YOUR INSTRUCTIONS:
Return the records that follow unaltered. Omit every picture.

Interface dataset entries:
════════════════════

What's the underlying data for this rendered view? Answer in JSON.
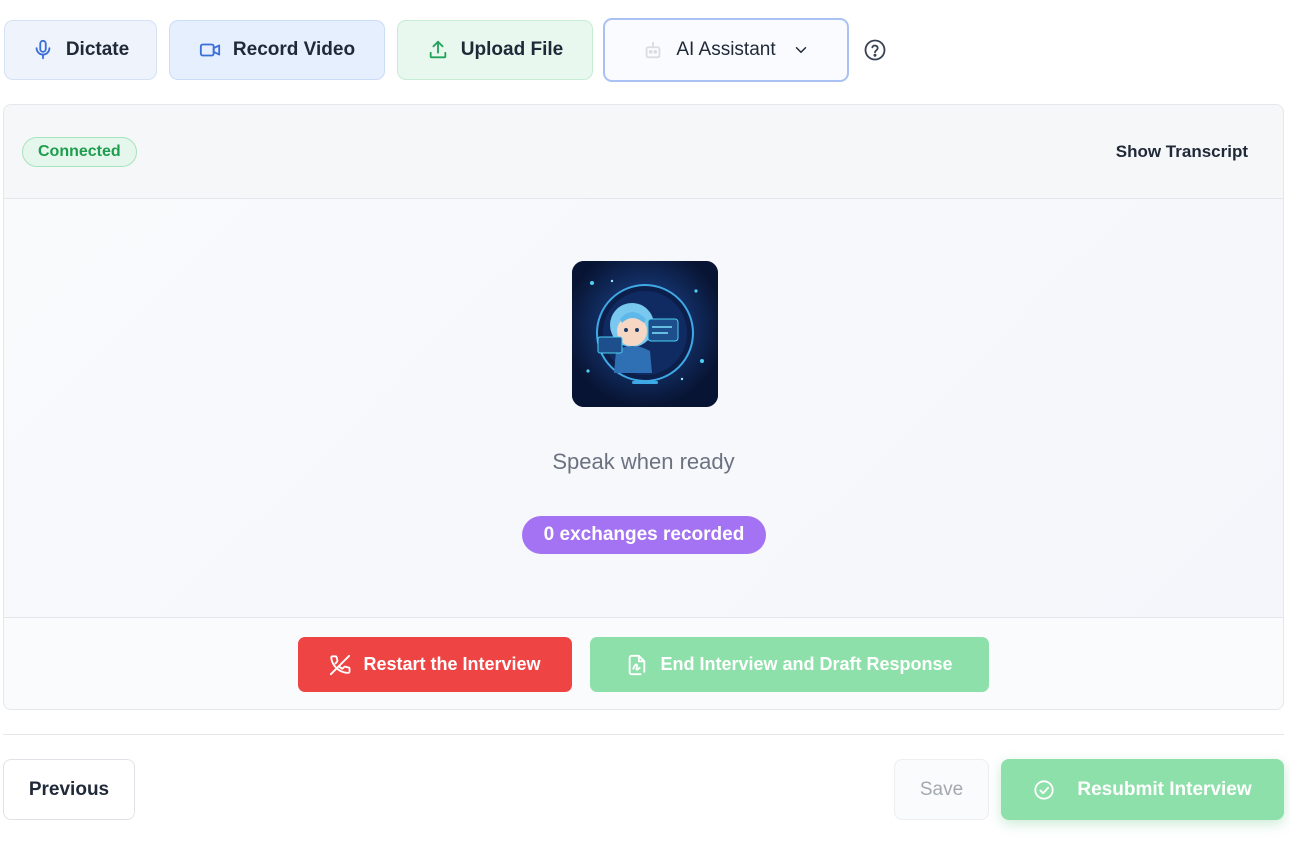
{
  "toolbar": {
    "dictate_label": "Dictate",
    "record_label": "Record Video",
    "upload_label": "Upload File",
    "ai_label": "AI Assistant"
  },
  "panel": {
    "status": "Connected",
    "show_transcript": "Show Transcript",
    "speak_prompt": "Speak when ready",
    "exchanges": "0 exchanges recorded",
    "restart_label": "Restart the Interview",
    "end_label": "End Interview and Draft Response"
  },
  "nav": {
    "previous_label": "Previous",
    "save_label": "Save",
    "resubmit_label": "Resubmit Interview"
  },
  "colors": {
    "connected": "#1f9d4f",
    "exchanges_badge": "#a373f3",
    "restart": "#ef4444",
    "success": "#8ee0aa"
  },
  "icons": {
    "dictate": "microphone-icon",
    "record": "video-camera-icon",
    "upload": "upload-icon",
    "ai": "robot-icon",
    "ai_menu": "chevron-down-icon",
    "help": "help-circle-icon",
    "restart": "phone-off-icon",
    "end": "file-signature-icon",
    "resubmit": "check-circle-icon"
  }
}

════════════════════

OUTPUT BELOW:
What's the underlying data for this rendered view? Answer in JSON.
{
  "toolbar": {
    "dictate_label": "Dictate",
    "record_label": "Record Video",
    "upload_label": "Upload File",
    "ai_label": "AI Assistant"
  },
  "panel": {
    "status": "Connected",
    "show_transcript": "Show Transcript",
    "speak_prompt": "Speak when ready",
    "exchanges": "0 exchanges recorded",
    "restart_label": "Restart the Interview",
    "end_label": "End Interview and Draft Response"
  },
  "nav": {
    "previous_label": "Previous",
    "save_label": "Save",
    "resubmit_label": "Resubmit Interview"
  },
  "colors": {
    "connected": "#1f9d4f",
    "exchanges_badge": "#a373f3",
    "restart": "#ef4444",
    "success": "#8ee0aa"
  },
  "icons": {
    "dictate": "microphone-icon",
    "record": "video-camera-icon",
    "upload": "upload-icon",
    "ai": "robot-icon",
    "ai_menu": "chevron-down-icon",
    "help": "help-circle-icon",
    "restart": "phone-off-icon",
    "end": "file-signature-icon",
    "resubmit": "check-circle-icon"
  }
}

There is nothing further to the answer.